*** Supplied information Section Begins ***

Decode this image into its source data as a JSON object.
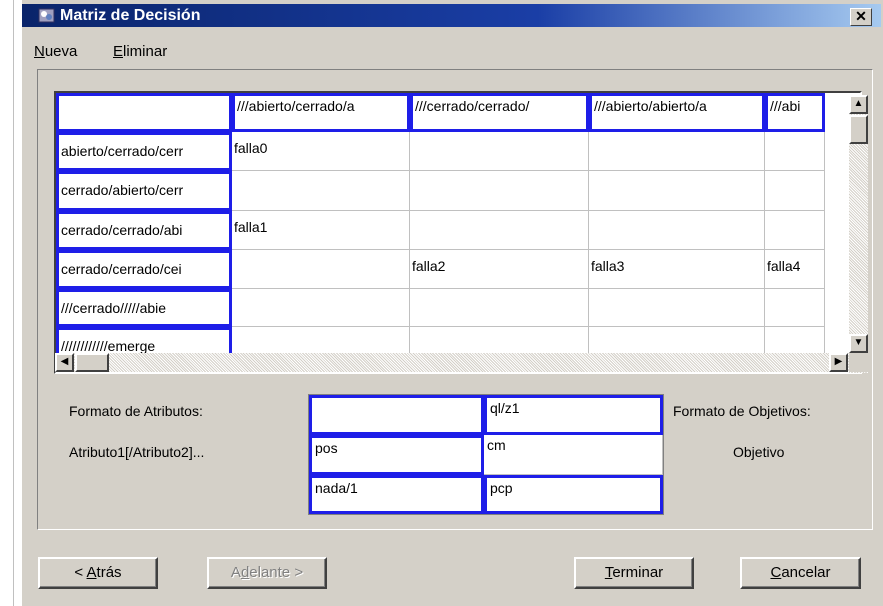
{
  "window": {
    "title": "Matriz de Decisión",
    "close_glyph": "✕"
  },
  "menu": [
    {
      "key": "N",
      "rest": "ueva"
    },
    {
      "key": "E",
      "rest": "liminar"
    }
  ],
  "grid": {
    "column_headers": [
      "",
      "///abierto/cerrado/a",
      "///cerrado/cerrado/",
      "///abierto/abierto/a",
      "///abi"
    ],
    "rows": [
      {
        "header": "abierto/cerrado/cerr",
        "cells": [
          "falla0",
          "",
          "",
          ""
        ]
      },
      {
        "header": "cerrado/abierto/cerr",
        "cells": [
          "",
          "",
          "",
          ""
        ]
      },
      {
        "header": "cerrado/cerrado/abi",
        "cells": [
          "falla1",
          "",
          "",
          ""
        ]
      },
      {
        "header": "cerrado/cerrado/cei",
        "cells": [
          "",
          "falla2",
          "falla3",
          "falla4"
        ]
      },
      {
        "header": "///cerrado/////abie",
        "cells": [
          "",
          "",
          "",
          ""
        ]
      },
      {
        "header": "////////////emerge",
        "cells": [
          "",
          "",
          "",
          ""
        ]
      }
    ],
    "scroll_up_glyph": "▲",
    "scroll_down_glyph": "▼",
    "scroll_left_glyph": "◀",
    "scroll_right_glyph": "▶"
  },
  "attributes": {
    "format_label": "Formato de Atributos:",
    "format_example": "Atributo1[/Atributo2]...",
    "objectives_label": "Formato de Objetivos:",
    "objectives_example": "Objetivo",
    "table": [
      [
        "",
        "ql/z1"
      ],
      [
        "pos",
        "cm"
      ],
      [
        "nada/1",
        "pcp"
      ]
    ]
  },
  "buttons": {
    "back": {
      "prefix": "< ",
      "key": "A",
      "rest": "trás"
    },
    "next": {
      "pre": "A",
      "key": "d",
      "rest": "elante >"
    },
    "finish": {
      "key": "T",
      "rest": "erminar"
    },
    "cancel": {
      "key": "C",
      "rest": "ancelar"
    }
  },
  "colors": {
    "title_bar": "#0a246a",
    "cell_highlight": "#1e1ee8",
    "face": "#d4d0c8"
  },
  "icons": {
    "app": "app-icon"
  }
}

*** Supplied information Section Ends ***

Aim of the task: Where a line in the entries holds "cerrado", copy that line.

Response area:
      "///abierto/cerrado/a",
      "///cerrado/cerrado/",
        "header": "abierto/cerrado/cerr",
        "header": "cerrado/abierto/cerr",
        "header": "cerrado/cerrado/abi",
        "header": "cerrado/cerrado/cei",
        "header": "///cerrado/////abie",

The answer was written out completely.